All that remains of our original sculpture is captured in the mold imprint. Our goal now is to recreate the sculpture in rubber. For this we use RD-407, a special liquid latex casting compound called slush latex or mask latex. Mask latex does not require heat to turn into a solid because it is a Room Temperature Vulcanized Rubber (RTV Elastomer), which means it sets and cures at normal room temperature. Pour the liquid mask latex into your mold, allow it to dwell in the mold for a while, then pour the excess material back into the latex drum. The latex which remains in the gypsum mold forms a skin that evenly coats the interior of the mold. When this mask latex skin is dry, peel it gently from the mold.
STAGE FOUR: PAINTING THE MASK
To complete the mask, a rubber-based latex mask paint is applied with an airbrush. Once a color scheme is chosen, an overall color called the base coat is applied first. Next, a shading color is sprayed into all of the lowpoints of the mask to simulate shadows. Highlight paint is used in a similar manner except that it is sprayed onto the highpoints of the mask to simulate light hitting the surface. To finish the mask, eyes and teeth are painted along with any other fine details. Lastly, a protective, clear flexible varnish called Perma-Wet is applied to give a natural (or unnatural, depending on your monster!) shine. This also acts to preserve your mask for years to come.
WANT MORE INFO?

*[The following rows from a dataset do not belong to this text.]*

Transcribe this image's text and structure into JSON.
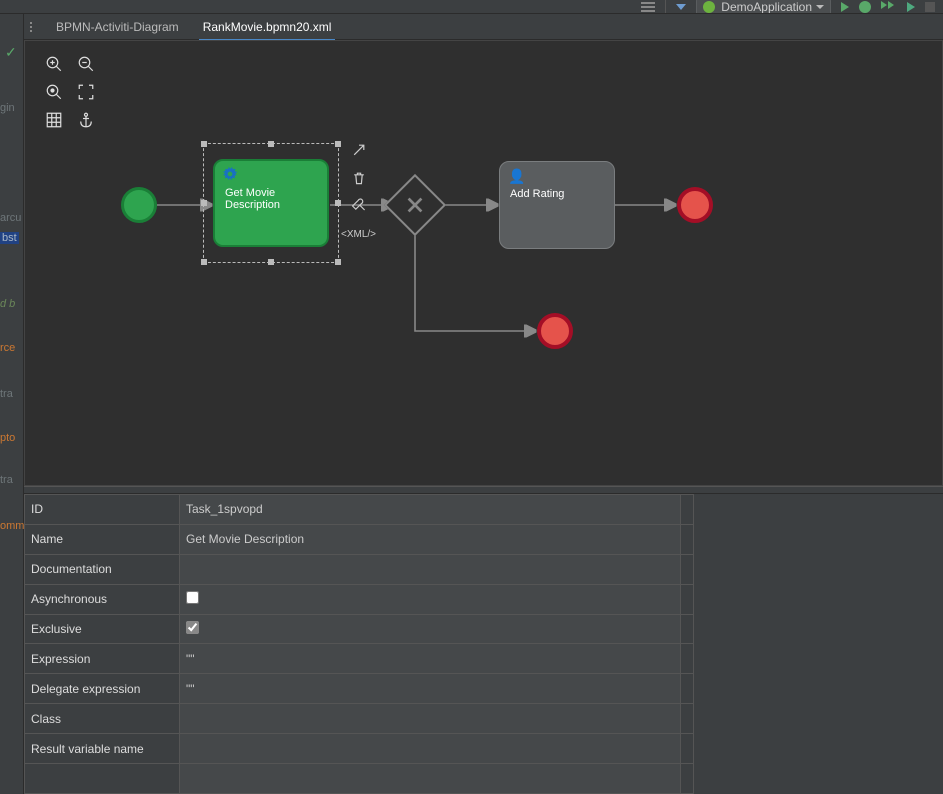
{
  "menubar": {
    "run_config_label": "DemoApplication"
  },
  "tabs": {
    "tab1": "BPMN-Activiti-Diagram",
    "tab2": "RankMovie.bpmn20.xml"
  },
  "gutter": {
    "f1": "gin",
    "f2": "arcu",
    "f3": "bst",
    "f4": "d b",
    "f5": "rce",
    "f6": "tra",
    "f7": "pto",
    "f8": "tra",
    "f9": "omm"
  },
  "bpmn": {
    "service_task_label": "Get Movie\nDescription",
    "user_task_label": "Add Rating",
    "xml_label": "<XML/>"
  },
  "props": {
    "rows": {
      "id": {
        "key": "ID",
        "val": "Task_1spvopd"
      },
      "name": {
        "key": "Name",
        "val": "Get Movie Description"
      },
      "doc": {
        "key": "Documentation",
        "val": ""
      },
      "async": {
        "key": "Asynchronous",
        "checked": false
      },
      "excl": {
        "key": "Exclusive",
        "checked": true
      },
      "expr": {
        "key": "Expression",
        "val": "\"\""
      },
      "dexpr": {
        "key": "Delegate expression",
        "val": "\"\""
      },
      "class": {
        "key": "Class",
        "val": ""
      },
      "rvar": {
        "key": "Result variable name",
        "val": ""
      }
    }
  }
}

For more detailed information, get the Mask Makers Handbook, which features complete step-by-step instructions in a lavishly-illustrated, easy-to-read format.